That seems a bit beyond their mandate since what the compilers generate is mostly up to them, and in fact it doesn't seem true: at -O0, both gcc and clang generate a few extra instructions for the cast. With optimization on, it's all good though.
He mentions that perhaps the implementation of ChaCha8 for the benchmark is done by hand and unoptimized. And it is true from what I saw that a lot of benchmarks with ChaCha8 are implemented with none of the tweaks that make it fast.
In this instance, it looks like the Randen author didn’t reimplement it from scratch, but they used an SSE implementation, not an AVX2 one, which would have been faster: https://github.com/google/randen/blob/1365a91bafc04ba491ce79...
> Or, as Pearson puts it:
> From this it will be more than ever evident how little chance had to do with the results of the Monte Carlo roulette in July 1892.
> (Not sure why his academic paper suddenly becomes so specific; maybe he had a gambling problem on top of being a well-known racist.)
Why is irreversibility a bad thing? Is it just the loss of useful state which reduces the internal entropy?

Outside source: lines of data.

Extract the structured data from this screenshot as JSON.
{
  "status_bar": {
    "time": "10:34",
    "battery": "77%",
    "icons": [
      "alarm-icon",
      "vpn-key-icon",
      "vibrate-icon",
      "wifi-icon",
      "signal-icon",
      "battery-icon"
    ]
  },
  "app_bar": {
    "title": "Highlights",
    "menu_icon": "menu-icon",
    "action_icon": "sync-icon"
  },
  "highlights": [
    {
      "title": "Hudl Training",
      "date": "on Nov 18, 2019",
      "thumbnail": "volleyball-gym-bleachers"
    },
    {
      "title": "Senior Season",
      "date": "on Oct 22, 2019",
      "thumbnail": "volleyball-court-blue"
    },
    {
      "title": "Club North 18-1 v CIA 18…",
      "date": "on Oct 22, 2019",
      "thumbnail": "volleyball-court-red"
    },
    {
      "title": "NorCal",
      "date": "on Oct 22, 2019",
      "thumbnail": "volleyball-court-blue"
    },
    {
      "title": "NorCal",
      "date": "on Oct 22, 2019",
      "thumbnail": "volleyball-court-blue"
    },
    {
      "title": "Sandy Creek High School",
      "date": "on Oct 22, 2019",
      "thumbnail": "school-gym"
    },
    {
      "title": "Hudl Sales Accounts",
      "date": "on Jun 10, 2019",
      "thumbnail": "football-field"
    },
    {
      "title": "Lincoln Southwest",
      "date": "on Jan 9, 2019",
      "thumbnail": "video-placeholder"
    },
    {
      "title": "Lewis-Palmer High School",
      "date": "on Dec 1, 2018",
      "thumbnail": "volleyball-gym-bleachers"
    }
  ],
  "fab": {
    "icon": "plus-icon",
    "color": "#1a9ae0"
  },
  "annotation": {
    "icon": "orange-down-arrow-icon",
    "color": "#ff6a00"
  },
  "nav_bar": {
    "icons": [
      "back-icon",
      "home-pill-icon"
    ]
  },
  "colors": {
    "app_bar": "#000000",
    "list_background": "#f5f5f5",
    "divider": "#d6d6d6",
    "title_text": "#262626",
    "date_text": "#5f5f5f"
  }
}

Is irreversibility ever useful? Wouldn't some amount of discarded bits make it harder for an adversary to infer the state?
If something is irreversible then it's not 1 to 1 and you don't use the whole state space, so you'll likely have short cycles.
Second part, again yes. But you can add that useful irreversible transform in the finalization of the output, and not in the state transform itself.
I'm self taught so my understanding and terminology may not mesh with the people who have been taught this.
You mentioned the lack of cryptanalysis; there is also the lack of rounds (which prevents researchers from breaking partial versions to ease their study, and allows setting a security margin).
That said, I'm not up to date on the speed of CSPRNGs so maybe they're already there.
(I speak cantonese, though, so maybe mandarin speakers wouldn't fall in this trap)
SHISHUA is a strong design, suitable for many use-cases. But the decision of which PRNG is right for you depends on platform, context, comfort, and ease of access.
If you are making a simple video game, it might be fine to just use your standard library; or to write one of the simple ones that you memorized and that don’t have too terrible an output.
If your video game has more severe stakes, if it is the backbone of a virtual economy in a massively multiplayer game where servers feed on a large amount of randomness that needs high quality to ensure players don’t find flaws and abuse the system for their own gain, maybe SHISHUA is right for you.
If you are targeting a platform that does not support 64-bit computation, SHISHUA can’t do it well, and other PRNGs such as sfc32 can be good there.
If you are working on machine learning that feeds on heaps of randomness over the course of months of computation, and that need quality to ensure an unbiased, even learning, SHISHUA can be right for you.
There was a neat article recently that contrasted a large number of PRNGs for use on video games, in particular on consoles: https://rhet.dev/wheel/rng-battle-royale-47-prngs-9-consoles...
It is before the publication of SHISHUA, but the insights there are interesting.